Those raw ingredients are used in inventive ways.
Sometime this fall, you simply must put aside your normal brunch dish for the book's exquisitely decadent Vermont Croque Monsieur.  This version of the traditional French bistro sandwich, contributed by a chef from Cliff House at Stowe Mountain Resort, features cinnamon-raisin bread cooked in egg and slathered with a spread of mascarpone cheese blended with chives and a bit of maple syrup, then piled high with ham, turkey and Gouda and baked.

The book's flourishes are fun, but some of the best food in Dishing Up Vermont is simple.  With just eight basic ingredients, the Flip-Over Apple Cake is a good example.  Its slightly crunchy yet buttery underbelly serves as a fine foil for its tender, pretty apple topping. Though the book's recipe, contributed by owners of a 114-year-old Vermont orchard, calls for Northern Spy or Rhode Island Greening apples, I found that a combination of Ginger Gold and tasted just fine."
Read more of her article at:
http://www.baltimoresun.com


From The Burlington Free Press 
April 22, 2008
By Melissa Pasanen
DISHING UP Vermont Cookbook
..."Dishing Up Vermont brings to life that food community across the state through appetizing dishes like mini frittatas with zucchini, goat cheese, and tomatoes from Does' Leap Farm in East Fairfield, grilled quail salad with maple vinaigrette from The Inn at Weathersfield in Perkinsville, and gingerbread cupcakes with orange-cream cheese frosting from Izabella's Eatery in Bennington.

As Medeiros says, "It puts a face on the farmers and chefs in Vermont who grow, market, prepare, and cook the state's freshest foods."  Not only is it great food, she adds, "but we care about how we grow it."
Read more of her article at:
http://www.burlingtonfreepress.com
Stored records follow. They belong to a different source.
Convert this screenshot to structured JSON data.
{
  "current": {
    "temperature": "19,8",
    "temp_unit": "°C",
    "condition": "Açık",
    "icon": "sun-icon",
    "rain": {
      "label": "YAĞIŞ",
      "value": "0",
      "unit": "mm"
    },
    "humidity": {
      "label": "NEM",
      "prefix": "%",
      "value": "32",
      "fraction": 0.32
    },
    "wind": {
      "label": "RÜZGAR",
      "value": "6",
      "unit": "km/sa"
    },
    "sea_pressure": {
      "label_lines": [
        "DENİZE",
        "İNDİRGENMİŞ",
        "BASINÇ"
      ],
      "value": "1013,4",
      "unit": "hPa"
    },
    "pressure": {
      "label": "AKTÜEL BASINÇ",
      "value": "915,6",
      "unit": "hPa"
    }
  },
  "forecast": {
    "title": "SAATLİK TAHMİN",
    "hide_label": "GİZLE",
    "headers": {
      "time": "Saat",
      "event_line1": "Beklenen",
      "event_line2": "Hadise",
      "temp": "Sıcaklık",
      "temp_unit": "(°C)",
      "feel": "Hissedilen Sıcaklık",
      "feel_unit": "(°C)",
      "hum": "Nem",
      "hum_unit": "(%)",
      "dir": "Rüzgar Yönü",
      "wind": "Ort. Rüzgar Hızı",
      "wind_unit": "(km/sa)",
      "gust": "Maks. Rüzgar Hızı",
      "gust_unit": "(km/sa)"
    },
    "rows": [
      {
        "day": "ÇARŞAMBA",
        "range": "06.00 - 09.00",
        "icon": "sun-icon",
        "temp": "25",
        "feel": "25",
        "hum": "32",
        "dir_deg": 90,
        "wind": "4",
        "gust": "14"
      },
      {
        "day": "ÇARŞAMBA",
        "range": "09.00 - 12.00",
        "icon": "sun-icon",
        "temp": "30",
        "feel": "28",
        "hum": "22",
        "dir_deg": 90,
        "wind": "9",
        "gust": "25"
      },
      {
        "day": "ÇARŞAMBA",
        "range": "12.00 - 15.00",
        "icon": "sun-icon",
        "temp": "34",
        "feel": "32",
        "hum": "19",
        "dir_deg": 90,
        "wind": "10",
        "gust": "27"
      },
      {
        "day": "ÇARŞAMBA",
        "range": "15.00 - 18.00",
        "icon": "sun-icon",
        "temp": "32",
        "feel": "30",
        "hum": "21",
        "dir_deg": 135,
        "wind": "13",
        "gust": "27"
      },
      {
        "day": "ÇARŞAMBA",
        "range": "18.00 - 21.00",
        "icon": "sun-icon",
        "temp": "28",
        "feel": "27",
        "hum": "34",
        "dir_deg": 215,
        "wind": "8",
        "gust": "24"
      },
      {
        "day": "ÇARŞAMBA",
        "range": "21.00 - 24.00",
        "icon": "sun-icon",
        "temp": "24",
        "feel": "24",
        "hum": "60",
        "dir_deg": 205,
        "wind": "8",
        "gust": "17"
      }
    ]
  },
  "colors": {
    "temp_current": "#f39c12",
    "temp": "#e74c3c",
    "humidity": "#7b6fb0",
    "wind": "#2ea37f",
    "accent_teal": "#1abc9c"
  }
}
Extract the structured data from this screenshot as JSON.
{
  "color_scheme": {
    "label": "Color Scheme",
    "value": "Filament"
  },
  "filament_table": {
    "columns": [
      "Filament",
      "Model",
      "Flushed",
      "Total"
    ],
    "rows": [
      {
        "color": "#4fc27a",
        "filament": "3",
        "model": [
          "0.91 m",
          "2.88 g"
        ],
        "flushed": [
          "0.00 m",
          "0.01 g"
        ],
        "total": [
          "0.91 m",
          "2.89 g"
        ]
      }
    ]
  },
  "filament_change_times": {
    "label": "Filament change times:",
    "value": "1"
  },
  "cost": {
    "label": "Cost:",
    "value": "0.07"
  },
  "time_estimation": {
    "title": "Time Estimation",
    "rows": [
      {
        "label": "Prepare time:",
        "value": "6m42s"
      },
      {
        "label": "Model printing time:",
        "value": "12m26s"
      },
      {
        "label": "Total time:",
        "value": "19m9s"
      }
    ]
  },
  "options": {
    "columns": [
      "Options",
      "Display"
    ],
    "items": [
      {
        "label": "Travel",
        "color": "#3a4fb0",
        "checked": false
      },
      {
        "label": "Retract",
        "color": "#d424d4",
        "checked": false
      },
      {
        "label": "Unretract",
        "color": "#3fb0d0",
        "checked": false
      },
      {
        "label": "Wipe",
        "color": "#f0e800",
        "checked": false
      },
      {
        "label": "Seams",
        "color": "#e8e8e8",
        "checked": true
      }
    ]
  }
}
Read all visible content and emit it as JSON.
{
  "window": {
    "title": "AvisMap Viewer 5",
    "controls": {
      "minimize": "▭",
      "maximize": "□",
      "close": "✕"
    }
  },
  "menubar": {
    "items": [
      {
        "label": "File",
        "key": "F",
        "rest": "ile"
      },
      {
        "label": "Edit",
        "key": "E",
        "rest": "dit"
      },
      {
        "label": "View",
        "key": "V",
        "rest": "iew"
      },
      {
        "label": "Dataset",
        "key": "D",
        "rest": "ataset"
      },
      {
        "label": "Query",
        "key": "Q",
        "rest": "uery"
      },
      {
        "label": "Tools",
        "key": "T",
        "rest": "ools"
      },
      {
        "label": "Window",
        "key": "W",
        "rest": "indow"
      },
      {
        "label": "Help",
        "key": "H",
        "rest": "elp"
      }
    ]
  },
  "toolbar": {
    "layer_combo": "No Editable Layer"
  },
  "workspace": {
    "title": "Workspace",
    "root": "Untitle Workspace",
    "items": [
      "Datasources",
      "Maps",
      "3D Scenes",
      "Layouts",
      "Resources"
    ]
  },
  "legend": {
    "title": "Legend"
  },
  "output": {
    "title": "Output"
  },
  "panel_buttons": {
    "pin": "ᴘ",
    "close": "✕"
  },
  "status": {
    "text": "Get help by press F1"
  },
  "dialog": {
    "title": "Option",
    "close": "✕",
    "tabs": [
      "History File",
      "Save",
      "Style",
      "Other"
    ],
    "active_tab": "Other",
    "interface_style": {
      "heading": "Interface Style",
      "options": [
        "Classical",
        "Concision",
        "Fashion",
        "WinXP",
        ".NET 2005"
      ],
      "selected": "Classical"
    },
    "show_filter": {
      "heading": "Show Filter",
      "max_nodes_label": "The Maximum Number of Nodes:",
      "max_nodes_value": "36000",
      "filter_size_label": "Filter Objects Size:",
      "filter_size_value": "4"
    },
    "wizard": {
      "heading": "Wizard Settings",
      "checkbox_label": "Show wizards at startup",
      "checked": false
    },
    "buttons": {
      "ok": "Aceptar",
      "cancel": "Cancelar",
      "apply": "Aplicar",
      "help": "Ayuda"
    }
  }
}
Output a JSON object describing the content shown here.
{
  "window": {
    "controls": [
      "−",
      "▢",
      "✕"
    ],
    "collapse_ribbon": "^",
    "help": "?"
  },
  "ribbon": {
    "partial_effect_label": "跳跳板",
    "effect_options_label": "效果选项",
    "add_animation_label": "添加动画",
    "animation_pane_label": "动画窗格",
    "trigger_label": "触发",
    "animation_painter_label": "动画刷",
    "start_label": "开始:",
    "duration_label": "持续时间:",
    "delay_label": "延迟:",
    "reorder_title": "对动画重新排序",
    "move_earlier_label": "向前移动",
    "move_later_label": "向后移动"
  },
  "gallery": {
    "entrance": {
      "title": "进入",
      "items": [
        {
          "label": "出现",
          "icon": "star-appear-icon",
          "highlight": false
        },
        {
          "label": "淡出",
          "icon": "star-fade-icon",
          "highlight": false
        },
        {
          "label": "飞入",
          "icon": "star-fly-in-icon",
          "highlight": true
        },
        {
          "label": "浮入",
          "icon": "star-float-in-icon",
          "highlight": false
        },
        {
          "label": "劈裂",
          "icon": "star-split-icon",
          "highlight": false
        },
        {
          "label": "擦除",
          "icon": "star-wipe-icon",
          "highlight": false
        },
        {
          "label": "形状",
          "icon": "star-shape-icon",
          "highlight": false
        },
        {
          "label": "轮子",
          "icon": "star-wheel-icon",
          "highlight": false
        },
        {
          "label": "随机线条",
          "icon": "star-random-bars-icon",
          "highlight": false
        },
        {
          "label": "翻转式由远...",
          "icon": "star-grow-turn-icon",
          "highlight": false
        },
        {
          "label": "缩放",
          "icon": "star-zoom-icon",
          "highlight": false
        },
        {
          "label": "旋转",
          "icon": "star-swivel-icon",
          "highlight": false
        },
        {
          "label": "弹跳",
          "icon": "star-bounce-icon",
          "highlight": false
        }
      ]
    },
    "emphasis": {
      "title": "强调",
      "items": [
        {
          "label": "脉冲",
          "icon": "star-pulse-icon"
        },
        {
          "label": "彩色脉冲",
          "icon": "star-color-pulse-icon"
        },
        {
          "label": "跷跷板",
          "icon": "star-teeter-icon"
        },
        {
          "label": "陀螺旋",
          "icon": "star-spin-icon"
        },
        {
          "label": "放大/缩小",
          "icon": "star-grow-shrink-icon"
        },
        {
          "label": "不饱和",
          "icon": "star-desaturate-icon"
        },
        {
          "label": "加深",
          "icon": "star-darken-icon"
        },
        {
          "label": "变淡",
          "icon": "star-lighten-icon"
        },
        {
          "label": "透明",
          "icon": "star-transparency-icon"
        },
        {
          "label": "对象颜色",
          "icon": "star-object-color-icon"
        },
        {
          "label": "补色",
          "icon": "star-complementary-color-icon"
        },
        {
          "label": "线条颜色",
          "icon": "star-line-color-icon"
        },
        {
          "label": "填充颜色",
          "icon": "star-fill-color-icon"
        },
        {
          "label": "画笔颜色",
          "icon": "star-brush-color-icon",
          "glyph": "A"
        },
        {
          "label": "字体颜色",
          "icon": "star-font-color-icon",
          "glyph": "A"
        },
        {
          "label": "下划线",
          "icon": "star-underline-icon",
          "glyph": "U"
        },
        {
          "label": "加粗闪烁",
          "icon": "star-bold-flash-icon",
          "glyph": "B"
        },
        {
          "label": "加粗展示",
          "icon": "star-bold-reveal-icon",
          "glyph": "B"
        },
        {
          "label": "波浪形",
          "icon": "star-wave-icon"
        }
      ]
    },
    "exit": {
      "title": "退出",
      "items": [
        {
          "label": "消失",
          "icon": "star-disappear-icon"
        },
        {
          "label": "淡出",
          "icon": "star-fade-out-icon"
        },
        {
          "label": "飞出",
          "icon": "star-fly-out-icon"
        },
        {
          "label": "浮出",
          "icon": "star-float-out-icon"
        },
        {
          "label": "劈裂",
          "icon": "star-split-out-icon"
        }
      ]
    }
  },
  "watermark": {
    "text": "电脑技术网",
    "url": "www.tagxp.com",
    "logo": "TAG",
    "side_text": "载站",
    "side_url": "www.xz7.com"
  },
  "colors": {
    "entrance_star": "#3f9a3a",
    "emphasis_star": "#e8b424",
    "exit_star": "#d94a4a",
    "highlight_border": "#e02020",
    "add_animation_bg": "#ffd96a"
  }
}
From The Midwest Book Review 
June 2008
The Cookbook Shelf
..."Dishing Up Vermont: 145 Authentic Recipes from the Green Mountain State is a compilation that unquestionably lives up to its title. Food writer and Tracey Medeiros, whose recipes have formerly appeared in "Bon Appetit", "Cooking Light", "Eating Well", and "Hampton Roads", offers easy-to-follow instructions for preparing tasty delights such as "Vermont-Style Hush Puppies", "Grilled Marinated Venison Loin", "Grilled Maple-marinated Portobello Mushrooms", "Butternut Squash Ravioli with Apples and Pears", and much more. Full-color photography and an assortment of Vermont food and eatery anecdotes round out this wonderful culinary tour de force."
Read more of her article at: 
http://midwestbookreview.com


Planet Green 
December 8, 2009
By Kelly Rossiter
Book Review:  Dishing Up Vermont 
A wonderful book on local cuisine and the people behind it
..."This is a really lovely cookbook to look at.  It is full of beautiful colour photos of the Vermont landscape and historical buildings, as well as all types of produce and finished recipes.  Medeiros tells stories about producers and restauranteurs and provides background to a number of the recipes.  Respect for the people who bring the food to your table is apparent on every page.

Of course, the proof of a cook book is in the cooking, and I'm very happy to say that this book is a success in that as well.  I've tried a number of recipes, all of which I would happily make again.  They are clearly written and easy to follow, with the ingredients in bold face to the left and the instructions to the right.  Every time I open this cookbook, I see another recipe that appeals to me.  This would make a wonderful Christmas gift for the cook on your list.  So often we are enticed into buying flashy celebrity books where one or two recipes work, but most are too complicated or just don't really work and it ends up at the back of the bookshelf collecting dust.  I don't think you will have that problem with this book."
Read more of her article at:
http://planetgreen.discovery.com